The quest to mitigate climate change is for now gridlocked. Despite a growing number of net-zero pledges and technological breakthroughs, emissions continue to climb globally and are declining only slowly domestically. That puts Paris Agreement targets at risk.
In his new book, "Confronting Climate Gridlock: How Diplomacy, Technology, and Policy Can Unlock a Clean Energy Future" (Yale University Press), atmospheric scientist and environmental engineering professor Daniel Cohan argued that diplomacy, technological innovation, and policy domestically can catalyze decarbonization globally. Combining his own expertise along with insights from more than a hundred interviews with diplomats, scholars, and clean-technology pioneers, Cohan identified flaws in past efforts and opportunities to more effectively address climate change.

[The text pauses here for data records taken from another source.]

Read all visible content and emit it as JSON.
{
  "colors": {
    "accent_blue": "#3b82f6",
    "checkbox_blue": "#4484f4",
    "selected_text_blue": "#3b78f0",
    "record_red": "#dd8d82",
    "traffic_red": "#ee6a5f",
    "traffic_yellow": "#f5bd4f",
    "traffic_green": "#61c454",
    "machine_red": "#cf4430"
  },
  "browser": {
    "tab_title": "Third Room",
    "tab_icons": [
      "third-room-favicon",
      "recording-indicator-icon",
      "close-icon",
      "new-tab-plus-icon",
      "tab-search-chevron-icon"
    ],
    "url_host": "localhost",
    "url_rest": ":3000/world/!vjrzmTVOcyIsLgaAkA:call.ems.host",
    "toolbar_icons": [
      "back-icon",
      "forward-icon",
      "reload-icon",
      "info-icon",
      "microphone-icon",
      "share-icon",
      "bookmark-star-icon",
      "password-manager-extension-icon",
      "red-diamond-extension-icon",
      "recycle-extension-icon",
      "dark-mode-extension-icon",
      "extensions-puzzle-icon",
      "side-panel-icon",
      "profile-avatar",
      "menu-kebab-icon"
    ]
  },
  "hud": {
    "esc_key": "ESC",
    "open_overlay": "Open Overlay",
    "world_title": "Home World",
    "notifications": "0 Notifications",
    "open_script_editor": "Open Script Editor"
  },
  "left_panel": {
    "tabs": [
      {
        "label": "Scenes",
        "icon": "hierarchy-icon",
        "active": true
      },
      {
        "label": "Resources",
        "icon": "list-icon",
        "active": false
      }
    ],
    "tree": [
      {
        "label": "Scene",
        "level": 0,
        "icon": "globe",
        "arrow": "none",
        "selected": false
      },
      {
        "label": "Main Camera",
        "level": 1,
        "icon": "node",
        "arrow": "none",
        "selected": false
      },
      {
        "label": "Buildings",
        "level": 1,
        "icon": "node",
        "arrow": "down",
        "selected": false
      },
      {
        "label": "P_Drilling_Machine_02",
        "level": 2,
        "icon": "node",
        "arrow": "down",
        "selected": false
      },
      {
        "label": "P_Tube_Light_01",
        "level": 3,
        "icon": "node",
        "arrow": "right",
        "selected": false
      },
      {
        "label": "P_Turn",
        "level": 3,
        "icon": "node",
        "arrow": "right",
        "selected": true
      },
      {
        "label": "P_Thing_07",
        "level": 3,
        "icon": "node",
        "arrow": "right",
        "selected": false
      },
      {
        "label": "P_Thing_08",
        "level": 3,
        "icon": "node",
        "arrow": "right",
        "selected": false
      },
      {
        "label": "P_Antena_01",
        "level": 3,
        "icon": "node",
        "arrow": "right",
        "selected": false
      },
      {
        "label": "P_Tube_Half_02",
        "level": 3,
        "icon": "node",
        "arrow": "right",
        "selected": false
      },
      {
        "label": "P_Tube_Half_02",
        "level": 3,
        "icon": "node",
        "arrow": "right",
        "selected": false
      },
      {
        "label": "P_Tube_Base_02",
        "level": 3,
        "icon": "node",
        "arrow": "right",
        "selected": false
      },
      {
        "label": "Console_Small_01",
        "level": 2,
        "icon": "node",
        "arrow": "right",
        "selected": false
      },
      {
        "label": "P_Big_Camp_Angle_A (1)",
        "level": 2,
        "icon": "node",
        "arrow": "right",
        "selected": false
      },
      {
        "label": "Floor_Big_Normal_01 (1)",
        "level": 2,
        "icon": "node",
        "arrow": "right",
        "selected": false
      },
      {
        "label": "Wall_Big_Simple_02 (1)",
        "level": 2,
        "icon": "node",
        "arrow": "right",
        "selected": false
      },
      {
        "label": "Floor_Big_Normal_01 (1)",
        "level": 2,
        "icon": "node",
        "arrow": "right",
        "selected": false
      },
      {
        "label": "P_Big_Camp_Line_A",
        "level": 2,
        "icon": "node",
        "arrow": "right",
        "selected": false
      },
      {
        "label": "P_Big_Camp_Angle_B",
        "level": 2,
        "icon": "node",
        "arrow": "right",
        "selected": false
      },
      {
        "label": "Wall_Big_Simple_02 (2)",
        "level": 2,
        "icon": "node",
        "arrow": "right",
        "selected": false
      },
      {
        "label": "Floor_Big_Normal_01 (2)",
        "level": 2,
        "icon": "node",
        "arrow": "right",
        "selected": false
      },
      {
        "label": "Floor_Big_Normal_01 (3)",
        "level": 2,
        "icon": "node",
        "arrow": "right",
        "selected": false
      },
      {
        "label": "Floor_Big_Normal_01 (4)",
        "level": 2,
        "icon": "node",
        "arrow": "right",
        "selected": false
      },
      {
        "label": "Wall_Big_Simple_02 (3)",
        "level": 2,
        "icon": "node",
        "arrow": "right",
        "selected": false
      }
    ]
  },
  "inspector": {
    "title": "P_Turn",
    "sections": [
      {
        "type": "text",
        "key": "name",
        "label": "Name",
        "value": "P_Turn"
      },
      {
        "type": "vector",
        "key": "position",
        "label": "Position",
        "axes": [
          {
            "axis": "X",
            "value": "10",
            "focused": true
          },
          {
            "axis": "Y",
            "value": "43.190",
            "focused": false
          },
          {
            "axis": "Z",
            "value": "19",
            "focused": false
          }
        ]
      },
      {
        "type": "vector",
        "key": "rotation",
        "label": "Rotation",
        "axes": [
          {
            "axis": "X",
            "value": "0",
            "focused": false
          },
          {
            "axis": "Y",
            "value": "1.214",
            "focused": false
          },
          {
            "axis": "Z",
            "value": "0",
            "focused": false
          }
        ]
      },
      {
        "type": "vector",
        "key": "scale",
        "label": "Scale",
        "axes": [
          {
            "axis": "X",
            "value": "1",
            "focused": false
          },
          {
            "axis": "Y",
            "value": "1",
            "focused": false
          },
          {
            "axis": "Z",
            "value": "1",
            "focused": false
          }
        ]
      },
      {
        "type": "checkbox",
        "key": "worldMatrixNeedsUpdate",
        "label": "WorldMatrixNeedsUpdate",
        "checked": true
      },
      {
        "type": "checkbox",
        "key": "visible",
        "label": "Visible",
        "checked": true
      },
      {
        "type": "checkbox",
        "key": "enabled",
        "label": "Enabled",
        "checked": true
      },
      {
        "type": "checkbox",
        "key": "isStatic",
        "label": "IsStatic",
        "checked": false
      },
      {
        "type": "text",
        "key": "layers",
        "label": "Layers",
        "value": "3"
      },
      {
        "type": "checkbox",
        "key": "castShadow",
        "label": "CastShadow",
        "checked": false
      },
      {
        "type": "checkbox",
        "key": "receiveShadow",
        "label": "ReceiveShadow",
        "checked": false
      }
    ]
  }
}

At this event, Cohan introduced his book and shared an armchair conversation with Chris Tomlinson, the business columnist for the Houston Chronicle.
This event was sponsored by the Baker Institute Center for Energy Studies and the Graduate Liberal Studies program at Rice University. Follow @CES_Baker_Inst on Twitter or LinkedIn, and join the conversation online with #BakerEnergy.
Daniel Cohan, Ph.D., is an associate professor of civil and environmental engineering at Rice University, where he teaches courses on atmospheric science, and energy and the environment. His research specializes in the development of photochemical models and their application to air quality management and the impacts of energy use on air quality and climate. He received a B.A. in applied mathematics from Harvard University, a Ph.D. in atmospheric chemistry from Georgia Institute of Technology, and served as a Fulbright Scholar to Australia. Cohan is a recipient of a National Science Foundation CAREER award and a member of the NASA Air Quality Applied Sciences Team, and is the author of more than 50 peer-reviewed publications and the book, "Confronting Climate Gridlock" (Yale University Press).
Business Columnist, Houston Chronicle